Start of Block
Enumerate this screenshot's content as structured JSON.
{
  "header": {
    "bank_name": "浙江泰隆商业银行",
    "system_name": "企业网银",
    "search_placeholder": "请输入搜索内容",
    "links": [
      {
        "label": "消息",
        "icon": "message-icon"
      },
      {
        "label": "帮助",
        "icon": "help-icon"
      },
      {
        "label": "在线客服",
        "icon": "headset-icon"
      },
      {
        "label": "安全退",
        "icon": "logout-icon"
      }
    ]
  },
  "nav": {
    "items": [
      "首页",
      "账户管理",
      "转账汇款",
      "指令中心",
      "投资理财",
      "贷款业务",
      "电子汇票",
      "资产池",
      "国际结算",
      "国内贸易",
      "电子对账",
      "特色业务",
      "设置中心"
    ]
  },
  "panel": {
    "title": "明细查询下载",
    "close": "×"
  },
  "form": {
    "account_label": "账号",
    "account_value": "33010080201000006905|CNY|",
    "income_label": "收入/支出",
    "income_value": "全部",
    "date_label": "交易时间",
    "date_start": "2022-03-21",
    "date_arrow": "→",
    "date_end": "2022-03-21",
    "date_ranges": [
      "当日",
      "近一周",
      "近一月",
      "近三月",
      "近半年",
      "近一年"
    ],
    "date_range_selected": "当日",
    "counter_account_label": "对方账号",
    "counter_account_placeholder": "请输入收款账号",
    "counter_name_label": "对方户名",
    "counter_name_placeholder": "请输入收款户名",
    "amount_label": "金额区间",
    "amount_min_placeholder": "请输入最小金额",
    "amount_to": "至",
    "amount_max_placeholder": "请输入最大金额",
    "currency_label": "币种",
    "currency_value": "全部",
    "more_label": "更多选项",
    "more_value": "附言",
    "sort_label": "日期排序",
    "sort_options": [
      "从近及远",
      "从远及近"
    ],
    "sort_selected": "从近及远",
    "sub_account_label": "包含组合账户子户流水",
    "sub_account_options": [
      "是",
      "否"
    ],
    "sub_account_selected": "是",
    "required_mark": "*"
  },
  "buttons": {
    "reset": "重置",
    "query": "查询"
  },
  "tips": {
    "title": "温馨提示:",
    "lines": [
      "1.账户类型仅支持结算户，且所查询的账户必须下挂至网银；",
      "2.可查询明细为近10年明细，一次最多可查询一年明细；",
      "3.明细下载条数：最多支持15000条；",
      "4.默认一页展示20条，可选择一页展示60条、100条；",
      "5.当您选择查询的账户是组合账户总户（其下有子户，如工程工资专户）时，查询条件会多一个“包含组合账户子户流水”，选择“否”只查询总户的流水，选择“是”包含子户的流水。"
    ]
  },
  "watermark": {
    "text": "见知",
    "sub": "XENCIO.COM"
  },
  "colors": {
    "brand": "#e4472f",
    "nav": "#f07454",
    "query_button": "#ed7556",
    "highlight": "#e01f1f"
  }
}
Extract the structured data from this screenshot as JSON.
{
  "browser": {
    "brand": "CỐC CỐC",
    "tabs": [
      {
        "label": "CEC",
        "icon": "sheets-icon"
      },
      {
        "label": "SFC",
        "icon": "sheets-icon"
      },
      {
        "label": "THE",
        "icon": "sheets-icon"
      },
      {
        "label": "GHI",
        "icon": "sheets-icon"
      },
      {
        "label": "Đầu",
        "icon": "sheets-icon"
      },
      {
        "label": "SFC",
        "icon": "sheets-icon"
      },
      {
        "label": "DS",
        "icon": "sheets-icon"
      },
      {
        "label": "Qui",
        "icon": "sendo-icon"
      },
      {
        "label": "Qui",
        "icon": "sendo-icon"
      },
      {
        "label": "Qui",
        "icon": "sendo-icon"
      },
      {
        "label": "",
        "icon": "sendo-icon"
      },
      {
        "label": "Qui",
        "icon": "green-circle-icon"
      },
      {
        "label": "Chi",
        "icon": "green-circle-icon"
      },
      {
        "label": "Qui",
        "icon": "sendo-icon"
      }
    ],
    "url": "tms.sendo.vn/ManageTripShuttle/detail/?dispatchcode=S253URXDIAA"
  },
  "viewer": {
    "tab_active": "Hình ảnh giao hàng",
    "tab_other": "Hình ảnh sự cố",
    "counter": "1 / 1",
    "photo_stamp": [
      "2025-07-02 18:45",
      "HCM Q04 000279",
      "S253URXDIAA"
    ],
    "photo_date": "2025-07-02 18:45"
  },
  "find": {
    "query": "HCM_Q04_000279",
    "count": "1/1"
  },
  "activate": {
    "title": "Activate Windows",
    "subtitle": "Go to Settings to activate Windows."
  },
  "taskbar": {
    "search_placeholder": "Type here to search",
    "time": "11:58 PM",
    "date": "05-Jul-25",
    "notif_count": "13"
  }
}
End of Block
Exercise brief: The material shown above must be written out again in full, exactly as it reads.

Your response:
Enumerate this screenshot's content as structured JSON.
{
  "header": {
    "bank_name": "浙江泰隆商业银行",
    "system_name": "企业网银",
    "search_placeholder": "请输入搜索内容",
    "links": [
      {
        "label": "消息",
        "icon": "message-icon"
      },
      {
        "label": "帮助",
        "icon": "help-icon"
      },
      {
        "label": "在线客服",
        "icon": "headset-icon"
      },
      {
        "label": "安全退",
        "icon": "logout-icon"
      }
    ]
  },
  "nav": {
    "items": [
      "首页",
      "账户管理",
      "转账汇款",
      "指令中心",
      "投资理财",
      "贷款业务",
      "电子汇票",
      "资产池",
      "国际结算",
      "国内贸易",
      "电子对账",
      "特色业务",
      "设置中心"
    ]
  },
  "panel": {
    "title": "明细查询下载",
    "close": "×"
  },
  "form": {
    "account_label": "账号",
    "account_value": "33010080201000006905|CNY|",
    "income_label": "收入/支出",
    "income_value": "全部",
    "date_label": "交易时间",
    "date_start": "2022-03-21",
    "date_arrow": "→",
    "date_end": "2022-03-21",
    "date_ranges": [
      "当日",
      "近一周",
      "近一月",
      "近三月",
      "近半年",
      "近一年"
    ],
    "date_range_selected": "当日",
    "counter_account_label": "对方账号",
    "counter_account_placeholder": "请输入收款账号",
    "counter_name_label": "对方户名",
    "counter_name_placeholder": "请输入收款户名",
    "amount_label": "金额区间",
    "amount_min_placeholder": "请输入最小金额",
    "amount_to": "至",
    "amount_max_placeholder": "请输入最大金额",
    "currency_label": "币种",
    "currency_value": "全部",
    "more_label": "更多选项",
    "more_value": "附言",
    "sort_label": "日期排序",
    "sort_options": [
      "从近及远",
      "从远及近"
    ],
    "sort_selected": "从近及远",
    "sub_account_label": "包含组合账户子户流水",
    "sub_account_options": [
      "是",
      "否"
    ],
    "sub_account_selected": "是",
    "required_mark": "*"
  },
  "buttons": {
    "reset": "重置",
    "query": "查询"
  },
  "tips": {
    "title": "温馨提示:",
    "lines": [
      "1.账户类型仅支持结算户，且所查询的账户必须下挂至网银；",
      "2.可查询明细为近10年明细，一次最多可查询一年明细；",
      "3.明细下载条数：最多支持15000条；",
      "4.默认一页展示20条，可选择一页展示60条、100条；",
      "5.当您选择查询的账户是组合账户总户（其下有子户，如工程工资专户）时，查询条件会多一个“包含组合账户子户流水”，选择“否”只查询总户的流水，选择“是”包含子户的流水。"
    ]
  },
  "watermark": {
    "text": "见知",
    "sub": "XENCIO.COM"
  },
  "colors": {
    "brand": "#e4472f",
    "nav": "#f07454",
    "query_button": "#ed7556",
    "highlight": "#e01f1f"
  }
}
Extract the structured data from this screenshot as JSON.
{
  "browser": {
    "brand": "CỐC CỐC",
    "tabs": [
      {
        "label": "CEC",
        "icon": "sheets-icon"
      },
      {
        "label": "SFC",
        "icon": "sheets-icon"
      },
      {
        "label": "THE",
        "icon": "sheets-icon"
      },
      {
        "label": "GHI",
        "icon": "sheets-icon"
      },
      {
        "label": "Đầu",
        "icon": "sheets-icon"
      },
      {
        "label": "SFC",
        "icon": "sheets-icon"
      },
      {
        "label": "DS",
        "icon": "sheets-icon"
      },
      {
        "label": "Qui",
        "icon": "sendo-icon"
      },
      {
        "label": "Qui",
        "icon": "sendo-icon"
      },
      {
        "label": "Qui",
        "icon": "sendo-icon"
      },
      {
        "label": "",
        "icon": "sendo-icon"
      },
      {
        "label": "Qui",
        "icon": "green-circle-icon"
      },
      {
        "label": "Chi",
        "icon": "green-circle-icon"
      },
      {
        "label": "Qui",
        "icon": "sendo-icon"
      }
    ],
    "url": "tms.sendo.vn/ManageTripShuttle/detail/?dispatchcode=S253URXDIAA"
  },
  "viewer": {
    "tab_active": "Hình ảnh giao hàng",
    "tab_other": "Hình ảnh sự cố",
    "counter": "1 / 1",
    "photo_stamp": [
      "2025-07-02 18:45",
      "HCM Q04 000279",
      "S253URXDIAA"
    ],
    "photo_date": "2025-07-02 18:45"
  },
  "find": {
    "query": "HCM_Q04_000279",
    "count": "1/1"
  },
  "activate": {
    "title": "Activate Windows",
    "subtitle": "Go to Settings to activate Windows."
  },
  "taskbar": {
    "search_placeholder": "Type here to search",
    "time": "11:58 PM",
    "date": "05-Jul-25",
    "notif_count": "13"
  }
}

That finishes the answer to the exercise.